It has been an intense first week for the players and for the chess community on Twitter. And every day more and more tweets about the event in Khanty Mansyisk are posted, which is good for the future of this blog!
Let’s start with a weather update from Galiya Kamalova, Karjakin’s girlfriend: Кони ШФМ в Ханты-Мансийске!!!)))
In the round 6 report you can read a lot of tweets about handshakes. Or the missing handshake, if you like.
Ah, the handshake: I found a nice quote on the Bleacher Report website:
“The handshake is not just a universal greeting gesture. It is a measure of a man. Too weak and it’s assumed you stay at home on Friday nights watching Sex and the City reruns while cuddling with your kitten. Respect is immediately lost and the man card is thrown in the ocean, never to be seen again.”
But we don’t need to see this before the start of a chess game, do we?
“The handshake is a common gesture of non-verbal communication to express greetings or seal an agreement. It is instantly recognized as the international sign of goodwill, peace and respect used by presidents, business leaders and ordinary people.”
It is actually interesting to spend an hour or so on the web checking how “the handshake” is handled in other sports.

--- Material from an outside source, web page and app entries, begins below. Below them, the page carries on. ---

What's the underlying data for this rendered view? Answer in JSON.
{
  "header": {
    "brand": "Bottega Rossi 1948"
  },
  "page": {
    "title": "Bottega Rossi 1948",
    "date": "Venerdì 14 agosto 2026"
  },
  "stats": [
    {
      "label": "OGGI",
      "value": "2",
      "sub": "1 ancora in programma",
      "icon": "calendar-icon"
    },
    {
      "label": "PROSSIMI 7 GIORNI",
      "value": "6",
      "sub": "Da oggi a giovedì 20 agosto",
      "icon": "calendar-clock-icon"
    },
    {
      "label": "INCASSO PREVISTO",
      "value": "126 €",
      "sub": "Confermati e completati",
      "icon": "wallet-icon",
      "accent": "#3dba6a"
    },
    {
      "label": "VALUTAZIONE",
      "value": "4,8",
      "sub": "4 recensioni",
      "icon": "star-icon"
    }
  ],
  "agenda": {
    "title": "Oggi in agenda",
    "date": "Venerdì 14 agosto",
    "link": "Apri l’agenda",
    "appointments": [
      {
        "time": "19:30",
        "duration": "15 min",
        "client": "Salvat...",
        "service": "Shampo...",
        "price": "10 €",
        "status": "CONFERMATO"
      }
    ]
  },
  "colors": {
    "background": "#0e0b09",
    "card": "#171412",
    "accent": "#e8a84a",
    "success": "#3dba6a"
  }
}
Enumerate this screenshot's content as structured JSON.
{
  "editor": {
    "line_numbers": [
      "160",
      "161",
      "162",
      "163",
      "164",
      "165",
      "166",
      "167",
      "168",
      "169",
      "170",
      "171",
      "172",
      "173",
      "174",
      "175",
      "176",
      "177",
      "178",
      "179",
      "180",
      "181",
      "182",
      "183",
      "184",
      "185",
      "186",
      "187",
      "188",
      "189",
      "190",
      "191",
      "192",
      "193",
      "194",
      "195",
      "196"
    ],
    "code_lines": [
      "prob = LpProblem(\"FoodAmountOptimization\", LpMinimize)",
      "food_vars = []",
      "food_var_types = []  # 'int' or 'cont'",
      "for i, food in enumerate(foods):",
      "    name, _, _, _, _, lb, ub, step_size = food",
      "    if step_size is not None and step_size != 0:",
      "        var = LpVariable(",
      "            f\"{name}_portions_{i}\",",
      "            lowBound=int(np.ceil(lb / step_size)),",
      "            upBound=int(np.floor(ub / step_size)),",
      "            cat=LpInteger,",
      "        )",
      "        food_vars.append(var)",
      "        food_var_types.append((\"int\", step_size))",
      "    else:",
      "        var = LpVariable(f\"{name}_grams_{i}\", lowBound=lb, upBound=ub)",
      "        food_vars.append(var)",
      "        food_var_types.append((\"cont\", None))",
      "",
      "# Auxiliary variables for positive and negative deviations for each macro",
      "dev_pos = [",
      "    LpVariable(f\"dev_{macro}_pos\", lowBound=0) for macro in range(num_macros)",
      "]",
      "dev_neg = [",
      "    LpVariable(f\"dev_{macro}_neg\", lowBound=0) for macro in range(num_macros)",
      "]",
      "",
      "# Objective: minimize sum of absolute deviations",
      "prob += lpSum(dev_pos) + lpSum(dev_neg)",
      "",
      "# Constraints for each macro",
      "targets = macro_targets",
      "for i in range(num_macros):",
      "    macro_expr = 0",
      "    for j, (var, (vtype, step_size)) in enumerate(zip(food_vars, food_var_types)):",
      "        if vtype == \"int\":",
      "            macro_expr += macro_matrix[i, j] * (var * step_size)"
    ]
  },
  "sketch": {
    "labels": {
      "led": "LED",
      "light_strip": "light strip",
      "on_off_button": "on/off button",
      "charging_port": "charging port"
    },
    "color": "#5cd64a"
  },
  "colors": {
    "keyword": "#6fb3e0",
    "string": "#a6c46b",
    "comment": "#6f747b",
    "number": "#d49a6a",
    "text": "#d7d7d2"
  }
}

On a field hockey website , I found this quote:
“It’s a truism in sport,(…) that once the final whistle goes you leave it on the field and shake hands. You don’t have to mean it, but a mumbled “good game”, “well played” or simply “thanks mate” is what’s expected.”
On Fox Sports I read this one:
“The Kentucky High School Athletic Association, the governing body for all high school sports throughout the state, on Tuesday ordered all high schools to no longer conduct postgame handshakes due to an increase in violence in these postgame events — “more than two dozen [incidents] in the last three years in Kentucky alone” according to the KHSAA.”
And it is hard to believe, but there is even a “Stop handshaking Website”: http://stophandshaking.com.
Let’s go back to the tweets: Jeroen van den Berg, director of the Tata Steel Chess Tournament: @jvdbergchess: “Frankly speaking I was disappointed that Mr. Kramnik and Mr. Topalov did not shake hands today. Time should heal the wounds. Why not?”
Today, one day after the game Topalov-Kramnik, @SilvioDanailov , who is president of the European Chess Union and Topalov’s manager tweeted: “BTW,I don’t understand the hysteria about the handshake.If two persons dislike each other,why do they have to fake it and pretend?” #Hypocrisy. And he added later: “Personally,I don’t shake hands or even say hello to Makro&friends “FIDE” for years,feeling great about it. Unfortunately,hypocrisy is fancy”.
Mark Crowther, @marktwic answered: “because that isnt what a handshake before a game of chess is about”. And he added:” a handshake is about showing you will conduct the game in a sportsmanlike manner and follow the rules.”
Mark obviously refers to the FIDE Handbook , in which you can find this remark under 09: FIDE Code of Ethics:
“The game and concept of chess is based on the assumption that everyone involved / concerned observe existing rules and regulations and attaches the greatest importance to fair play and good sportsmanship.”
In case the players decide to shake hands in round 13, on 29 March, when Kramnik and Topalov meet again, there is plenty of time to practice the “perfect handshake”. (click to enlarge).
One final tweet: @wwwECesaro: “A real man’s business card is his #handshake“